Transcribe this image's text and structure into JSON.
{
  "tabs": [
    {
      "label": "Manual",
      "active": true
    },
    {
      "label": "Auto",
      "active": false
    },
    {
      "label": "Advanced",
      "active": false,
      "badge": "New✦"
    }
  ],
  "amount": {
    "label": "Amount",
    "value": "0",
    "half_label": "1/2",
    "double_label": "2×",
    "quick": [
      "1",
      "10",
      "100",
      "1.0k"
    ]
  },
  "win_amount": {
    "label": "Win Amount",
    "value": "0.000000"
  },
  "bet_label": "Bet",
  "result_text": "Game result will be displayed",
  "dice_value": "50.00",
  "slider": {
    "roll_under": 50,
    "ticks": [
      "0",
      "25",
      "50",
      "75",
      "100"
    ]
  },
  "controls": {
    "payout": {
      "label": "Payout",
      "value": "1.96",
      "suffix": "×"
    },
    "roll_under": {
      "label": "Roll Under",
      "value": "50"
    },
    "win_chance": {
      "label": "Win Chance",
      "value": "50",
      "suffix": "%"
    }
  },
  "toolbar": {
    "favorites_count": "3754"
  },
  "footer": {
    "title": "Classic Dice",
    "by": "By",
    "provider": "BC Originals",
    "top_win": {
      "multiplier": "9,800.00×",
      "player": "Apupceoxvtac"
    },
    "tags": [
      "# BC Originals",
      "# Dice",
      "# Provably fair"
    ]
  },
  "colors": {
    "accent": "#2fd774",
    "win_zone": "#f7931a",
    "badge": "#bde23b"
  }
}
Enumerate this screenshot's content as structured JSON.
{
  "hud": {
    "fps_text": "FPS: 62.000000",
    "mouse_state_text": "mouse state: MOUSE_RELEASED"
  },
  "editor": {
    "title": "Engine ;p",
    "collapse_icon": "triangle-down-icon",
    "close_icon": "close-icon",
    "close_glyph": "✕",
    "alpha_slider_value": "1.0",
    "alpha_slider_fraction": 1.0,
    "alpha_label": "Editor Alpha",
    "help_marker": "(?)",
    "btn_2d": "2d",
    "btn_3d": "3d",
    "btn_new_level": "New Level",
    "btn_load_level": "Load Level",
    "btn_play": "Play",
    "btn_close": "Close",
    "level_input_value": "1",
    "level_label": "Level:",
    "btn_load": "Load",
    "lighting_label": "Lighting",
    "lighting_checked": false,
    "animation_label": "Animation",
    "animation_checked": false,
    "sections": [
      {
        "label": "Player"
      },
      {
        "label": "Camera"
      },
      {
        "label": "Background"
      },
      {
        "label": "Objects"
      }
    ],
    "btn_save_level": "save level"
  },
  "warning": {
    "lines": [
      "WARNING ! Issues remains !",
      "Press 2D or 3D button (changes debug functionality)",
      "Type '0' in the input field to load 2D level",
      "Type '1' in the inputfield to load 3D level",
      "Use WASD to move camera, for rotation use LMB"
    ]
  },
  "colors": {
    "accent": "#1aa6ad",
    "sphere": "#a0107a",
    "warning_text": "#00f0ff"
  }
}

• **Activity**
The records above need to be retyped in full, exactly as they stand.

• **Exercise response**
Transcribe this image's text and structure into JSON.
{
  "tabs": [
    {
      "label": "Manual",
      "active": true
    },
    {
      "label": "Auto",
      "active": false
    },
    {
      "label": "Advanced",
      "active": false,
      "badge": "New✦"
    }
  ],
  "amount": {
    "label": "Amount",
    "value": "0",
    "half_label": "1/2",
    "double_label": "2×",
    "quick": [
      "1",
      "10",
      "100",
      "1.0k"
    ]
  },
  "win_amount": {
    "label": "Win Amount",
    "value": "0.000000"
  },
  "bet_label": "Bet",
  "result_text": "Game result will be displayed",
  "dice_value": "50.00",
  "slider": {
    "roll_under": 50,
    "ticks": [
      "0",
      "25",
      "50",
      "75",
      "100"
    ]
  },
  "controls": {
    "payout": {
      "label": "Payout",
      "value": "1.96",
      "suffix": "×"
    },
    "roll_under": {
      "label": "Roll Under",
      "value": "50"
    },
    "win_chance": {
      "label": "Win Chance",
      "value": "50",
      "suffix": "%"
    }
  },
  "toolbar": {
    "favorites_count": "3754"
  },
  "footer": {
    "title": "Classic Dice",
    "by": "By",
    "provider": "BC Originals",
    "top_win": {
      "multiplier": "9,800.00×",
      "player": "Apupceoxvtac"
    },
    "tags": [
      "# BC Originals",
      "# Dice",
      "# Provably fair"
    ]
  },
  "colors": {
    "accent": "#2fd774",
    "win_zone": "#f7931a",
    "badge": "#bde23b"
  }
}
Enumerate this screenshot's content as structured JSON.
{
  "hud": {
    "fps_text": "FPS: 62.000000",
    "mouse_state_text": "mouse state: MOUSE_RELEASED"
  },
  "editor": {
    "title": "Engine ;p",
    "collapse_icon": "triangle-down-icon",
    "close_icon": "close-icon",
    "close_glyph": "✕",
    "alpha_slider_value": "1.0",
    "alpha_slider_fraction": 1.0,
    "alpha_label": "Editor Alpha",
    "help_marker": "(?)",
    "btn_2d": "2d",
    "btn_3d": "3d",
    "btn_new_level": "New Level",
    "btn_load_level": "Load Level",
    "btn_play": "Play",
    "btn_close": "Close",
    "level_input_value": "1",
    "level_label": "Level:",
    "btn_load": "Load",
    "lighting_label": "Lighting",
    "lighting_checked": false,
    "animation_label": "Animation",
    "animation_checked": false,
    "sections": [
      {
        "label": "Player"
      },
      {
        "label": "Camera"
      },
      {
        "label": "Background"
      },
      {
        "label": "Objects"
      }
    ],
    "btn_save_level": "save level"
  },
  "warning": {
    "lines": [
      "WARNING ! Issues remains !",
      "Press 2D or 3D button (changes debug functionality)",
      "Type '0' in the input field to load 2D level",
      "Type '1' in the inputfield to load 3D level",
      "Use WASD to move camera, for rotation use LMB"
    ]
  },
  "colors": {
    "accent": "#1aa6ad",
    "sphere": "#a0107a",
    "warning_text": "#00f0ff"
  }
}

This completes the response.